    • 17 Black Mother-Daughter Narratives about Sexuality: The Influence of Black Religious Symbolism on Attitudes and Behavior
      (pp. 357-376)

      Literature correlates Black religious, familial, and cultural influences with sexual conservatism in the Black community (Billingsley, 1992; Hogan & Kitagawa, 1985; Murry, 199?; Sterk-Elifson, 1994). However, studies on Black female adolescent sexual behavior suggest greater sexual behavior and earlier onset of such behavior as compared to their White and Hispanic counterparts (Ventura et al., 1995, 2004). Research also shows that maternal views and the quality of Black mother-daughter relationships affect sexual outcomes for daughters (Bynum, forthcoming). However, given the historic influence of institutions such as the Black Church in the Black community (Lincoln & Mamiya, 1990),¹ little research has been performed concerning...

    • 18 Black Youth Sexuality: Established Paradigms and New Approaches
      (pp. 377-400)

      More than a century after W.E.B. Du Bois (1899/1999) asserted that Blacks are not a social problem and that their condition and behaviors are, instead, symptomatic of a larger system of oppression, researchers are still articulating pathological notions regarding the social outcomes of Blacks, particularly Black youth. Not unlike many contemporary organizations (governmental and nongovernmental), the College Settlement Movement called for Du Bois to respond to a series of questions and curiosities, writing, “We want to know precisely how this class of people live; what occupations they follow; from what occupations they are excluded; how many of their children go...

    • 19 “I’ll Be Forever Mackin’”: The Social Construction of Black Masculine Identity in Hip Hop’s Platinum Age
      (pp. 401-422)

      In the wake of Bill Cosby’s infamous “Pound Cake” speech on May 17, 2004, it is now fashionable for Black activists and intellectuals of a certain age to join their White conservative and reactionary counterparts in blaming the hip hop subculture for any and all shortcomings in the Black community.¹ This is particularly true with regard to the problematic behavior of young Black men who belong to the hip hop generation, which Bakari Kitwana (2002, 4) defines as “African Americans born between 1965 and 1984 who came of age in the eighties and nineties and who share a specific set...

    • 20 Black Senior Women and Sexuality
      (pp. 423-442)

      The growth of the elderly population—that is, sixty-five years and older—in the United States is expected to reach dramatic proportions over the next decade. The number of people aged sixty-five and older is projected to double and those aged eighty-five and older is expected to triple. Although the older population is predominantly non-Hispanic White, it is becoming increasingly more diverse. In 2004, race/ethnic minorities comprised 18.1 percent of the total older population—8.2 percent Blacks, 6.0 percent Hispanic origin (who may be of any race), 2.9 percent Asian or Pacific Islanders, and less than 1 percent American Indian...

  10. Epilogue: What’s Next for the Study and Application of Black Sexualities?
    (pp. 443-444)

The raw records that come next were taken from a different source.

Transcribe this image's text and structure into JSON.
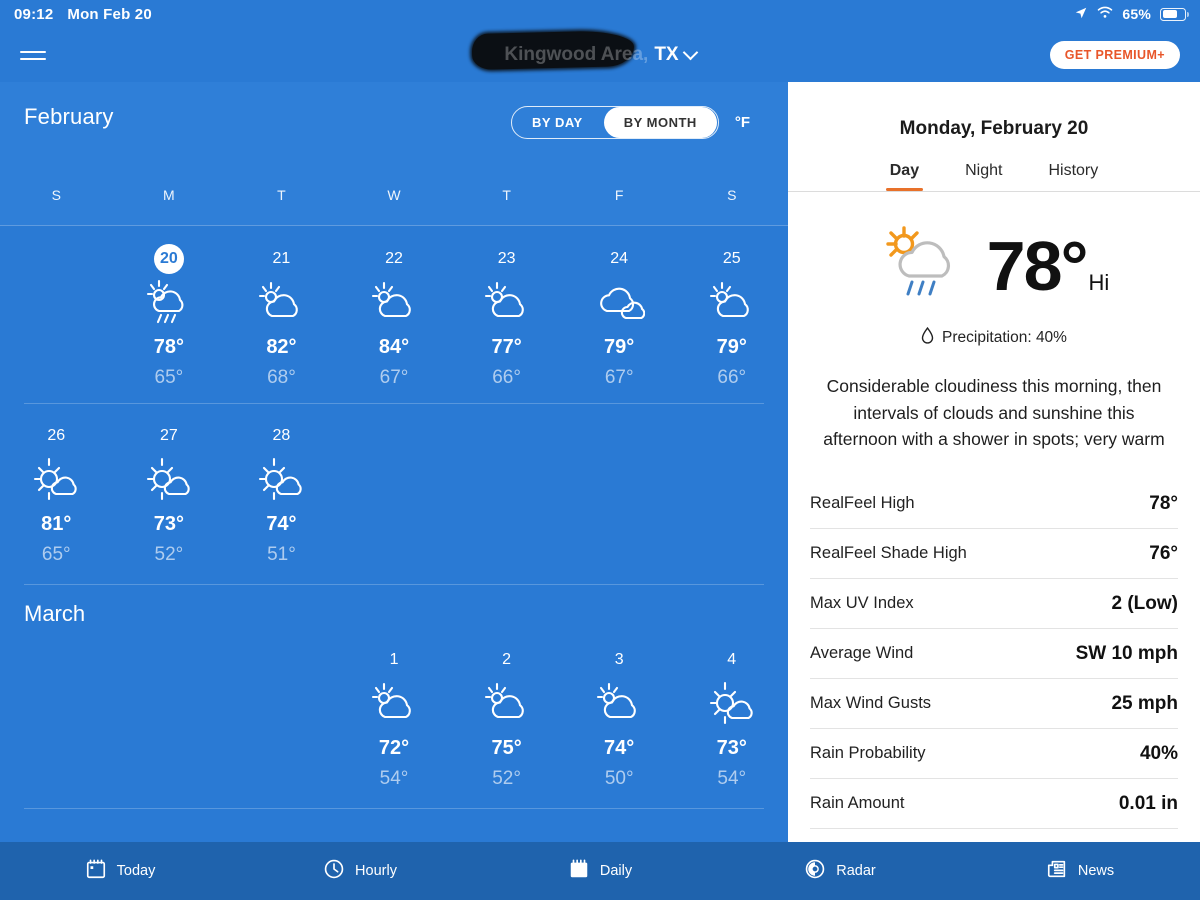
{
  "status_bar": {
    "time": "09:12",
    "date": "Mon Feb 20",
    "battery_percent": "65%",
    "icons": [
      "location-arrow-icon",
      "wifi-icon",
      "battery-icon"
    ]
  },
  "app_header": {
    "menu_icon": "hamburger-menu-icon",
    "location_name": "Kingwood Area,",
    "location_state": "TX",
    "location_dropdown_icon": "chevron-down-icon",
    "premium_label": "GET PREMIUM+"
  },
  "calendar": {
    "month_title": "February",
    "toggle": {
      "by_day": "BY DAY",
      "by_month": "BY MONTH",
      "selected": "BY MONTH"
    },
    "unit": "°F",
    "weekday_headers": [
      "S",
      "M",
      "T",
      "W",
      "T",
      "F",
      "S"
    ],
    "second_month_title": "March",
    "weeks": [
      [
        {
          "day": "",
          "empty": true
        },
        {
          "day": "20",
          "selected": true,
          "icon": "sun-cloud-rain-icon",
          "hi": "78°",
          "lo": "65°"
        },
        {
          "day": "21",
          "selected": false,
          "icon": "sun-cloud-icon",
          "hi": "82°",
          "lo": "68°"
        },
        {
          "day": "22",
          "selected": false,
          "icon": "sun-cloud-icon",
          "hi": "84°",
          "lo": "67°"
        },
        {
          "day": "23",
          "selected": false,
          "icon": "sun-cloud-icon",
          "hi": "77°",
          "lo": "66°"
        },
        {
          "day": "24",
          "selected": false,
          "icon": "cloudy-icon",
          "hi": "79°",
          "lo": "67°"
        },
        {
          "day": "25",
          "selected": false,
          "icon": "sun-cloud-icon",
          "hi": "79°",
          "lo": "66°"
        }
      ],
      [
        {
          "day": "26",
          "selected": false,
          "icon": "mostly-sunny-icon",
          "hi": "81°",
          "lo": "65°"
        },
        {
          "day": "27",
          "selected": false,
          "icon": "mostly-sunny-icon",
          "hi": "73°",
          "lo": "52°"
        },
        {
          "day": "28",
          "selected": false,
          "icon": "mostly-sunny-icon",
          "hi": "74°",
          "lo": "51°"
        },
        {
          "day": "",
          "empty": true
        },
        {
          "day": "",
          "empty": true
        },
        {
          "day": "",
          "empty": true
        },
        {
          "day": "",
          "empty": true
        }
      ]
    ],
    "march_week": [
      {
        "day": "",
        "empty": true
      },
      {
        "day": "",
        "empty": true
      },
      {
        "day": "",
        "empty": true
      },
      {
        "day": "1",
        "selected": false,
        "icon": "sun-cloud-icon",
        "hi": "72°",
        "lo": "54°"
      },
      {
        "day": "2",
        "selected": false,
        "icon": "sun-cloud-icon",
        "hi": "75°",
        "lo": "52°"
      },
      {
        "day": "3",
        "selected": false,
        "icon": "sun-cloud-icon",
        "hi": "74°",
        "lo": "50°"
      },
      {
        "day": "4",
        "selected": false,
        "icon": "mostly-sunny-icon",
        "hi": "73°",
        "lo": "54°"
      }
    ]
  },
  "detail": {
    "date_title": "Monday, February 20",
    "tabs": [
      {
        "label": "Day",
        "active": true
      },
      {
        "label": "Night",
        "active": false
      },
      {
        "label": "History",
        "active": false
      }
    ],
    "current_icon": "sun-cloud-rain-icon",
    "temperature": "78°",
    "temperature_suffix": "Hi",
    "precipitation_icon": "water-drop-icon",
    "precipitation": "Precipitation: 40%",
    "description": "Considerable cloudiness this morning, then intervals of clouds and sunshine this afternoon with a shower in spots; very warm",
    "rows": [
      {
        "key": "RealFeel High",
        "value": "78°"
      },
      {
        "key": "RealFeel Shade High",
        "value": "76°"
      },
      {
        "key": "Max UV Index",
        "value": "2 (Low)"
      },
      {
        "key": "Average Wind",
        "value": "SW 10 mph"
      },
      {
        "key": "Max Wind Gusts",
        "value": "25 mph"
      },
      {
        "key": "Rain Probability",
        "value": "40%"
      },
      {
        "key": "Rain Amount",
        "value": "0.01 in"
      }
    ]
  },
  "bottom_nav": [
    {
      "label": "Today",
      "icon": "calendar-today-icon",
      "active": false
    },
    {
      "label": "Hourly",
      "icon": "clock-icon",
      "active": false
    },
    {
      "label": "Daily",
      "icon": "calendar-daily-icon",
      "active": true
    },
    {
      "label": "Radar",
      "icon": "radar-icon",
      "active": false
    },
    {
      "label": "News",
      "icon": "newspaper-icon",
      "active": false
    }
  ],
  "colors": {
    "app_blue": "#2a7ad4",
    "header_blue": "#2f7fd8",
    "nav_blue": "#1f63ad",
    "accent_orange": "#e8712a",
    "premium_orange": "#e8562a",
    "panel_white": "#ffffff"
  }
}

    This volume has presented new research models, findings, and ideas as a means to forward the discourse and inquiry surrounding Black sexualities. Many questions have been posed and answered; many more will emerge. One objective of this endeavor has been to provide readers with access to research that centers the Black experience and specifically sheds light on understudied or ignored sexual minorities within the Black community. In addition to traditional academic studies, the intentional inclusion of varied methodologies, research approaches, and lenses further broadened the analyses. The authors strove to push the boundaries of critical thinking by questioning many of...

    (pp. 445-446)
  12. INDEX
    (pp. 447-462)